■ **Task prompt**
Where in the listing does the word "emoji" appear? Report each line that holds it.

====================

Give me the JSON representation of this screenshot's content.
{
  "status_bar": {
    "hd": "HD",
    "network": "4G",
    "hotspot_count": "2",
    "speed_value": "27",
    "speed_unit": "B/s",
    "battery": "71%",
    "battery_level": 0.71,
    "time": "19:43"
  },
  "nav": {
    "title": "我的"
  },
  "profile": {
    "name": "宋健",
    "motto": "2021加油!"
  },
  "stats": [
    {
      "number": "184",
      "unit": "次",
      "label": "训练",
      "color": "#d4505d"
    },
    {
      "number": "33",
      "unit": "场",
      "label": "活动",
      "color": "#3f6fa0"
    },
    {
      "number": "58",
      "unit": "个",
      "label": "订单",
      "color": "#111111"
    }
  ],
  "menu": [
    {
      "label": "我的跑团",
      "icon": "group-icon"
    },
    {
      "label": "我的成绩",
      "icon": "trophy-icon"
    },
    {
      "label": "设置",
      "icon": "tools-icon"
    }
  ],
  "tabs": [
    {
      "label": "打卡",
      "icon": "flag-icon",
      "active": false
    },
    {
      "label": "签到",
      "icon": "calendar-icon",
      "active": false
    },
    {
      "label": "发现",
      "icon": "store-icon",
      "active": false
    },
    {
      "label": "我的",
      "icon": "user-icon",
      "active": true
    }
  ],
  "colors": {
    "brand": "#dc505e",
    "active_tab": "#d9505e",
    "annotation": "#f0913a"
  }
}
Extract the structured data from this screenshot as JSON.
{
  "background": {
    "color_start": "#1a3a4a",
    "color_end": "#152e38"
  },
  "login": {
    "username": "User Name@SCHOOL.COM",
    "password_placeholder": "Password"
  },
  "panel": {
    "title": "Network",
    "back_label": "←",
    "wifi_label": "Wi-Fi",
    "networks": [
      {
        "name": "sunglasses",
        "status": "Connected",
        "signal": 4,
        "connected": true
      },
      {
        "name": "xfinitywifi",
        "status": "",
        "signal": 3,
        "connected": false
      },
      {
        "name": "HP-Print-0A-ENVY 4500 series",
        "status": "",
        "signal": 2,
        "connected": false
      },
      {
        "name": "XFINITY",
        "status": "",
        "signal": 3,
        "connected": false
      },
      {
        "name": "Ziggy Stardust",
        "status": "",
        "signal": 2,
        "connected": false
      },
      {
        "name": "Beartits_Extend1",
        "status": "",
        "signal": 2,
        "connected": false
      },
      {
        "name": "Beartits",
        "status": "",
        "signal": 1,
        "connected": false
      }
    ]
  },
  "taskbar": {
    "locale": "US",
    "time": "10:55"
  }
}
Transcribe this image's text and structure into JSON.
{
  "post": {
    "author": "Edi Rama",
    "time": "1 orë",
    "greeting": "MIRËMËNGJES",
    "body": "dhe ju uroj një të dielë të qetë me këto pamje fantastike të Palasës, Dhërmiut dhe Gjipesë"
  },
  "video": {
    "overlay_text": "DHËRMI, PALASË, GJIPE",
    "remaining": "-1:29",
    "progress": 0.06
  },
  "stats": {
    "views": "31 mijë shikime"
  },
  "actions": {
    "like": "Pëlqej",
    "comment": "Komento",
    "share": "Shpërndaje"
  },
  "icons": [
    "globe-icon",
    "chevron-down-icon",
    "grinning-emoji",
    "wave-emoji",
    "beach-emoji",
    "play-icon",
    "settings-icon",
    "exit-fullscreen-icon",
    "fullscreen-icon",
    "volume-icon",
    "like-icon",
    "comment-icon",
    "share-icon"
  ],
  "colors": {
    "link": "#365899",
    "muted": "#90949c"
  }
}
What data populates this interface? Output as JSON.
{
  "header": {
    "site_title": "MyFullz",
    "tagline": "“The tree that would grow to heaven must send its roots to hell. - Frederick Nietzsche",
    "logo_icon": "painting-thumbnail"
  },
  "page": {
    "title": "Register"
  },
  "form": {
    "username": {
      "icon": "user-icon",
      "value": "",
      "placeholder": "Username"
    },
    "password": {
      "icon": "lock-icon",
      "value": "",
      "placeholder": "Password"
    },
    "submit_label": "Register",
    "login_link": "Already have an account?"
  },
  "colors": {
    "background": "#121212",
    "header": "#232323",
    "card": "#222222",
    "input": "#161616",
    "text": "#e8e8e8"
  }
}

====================

■ **Output for this task**
    "grinning-emoji",
    "wave-emoji",
    "beach-emoji",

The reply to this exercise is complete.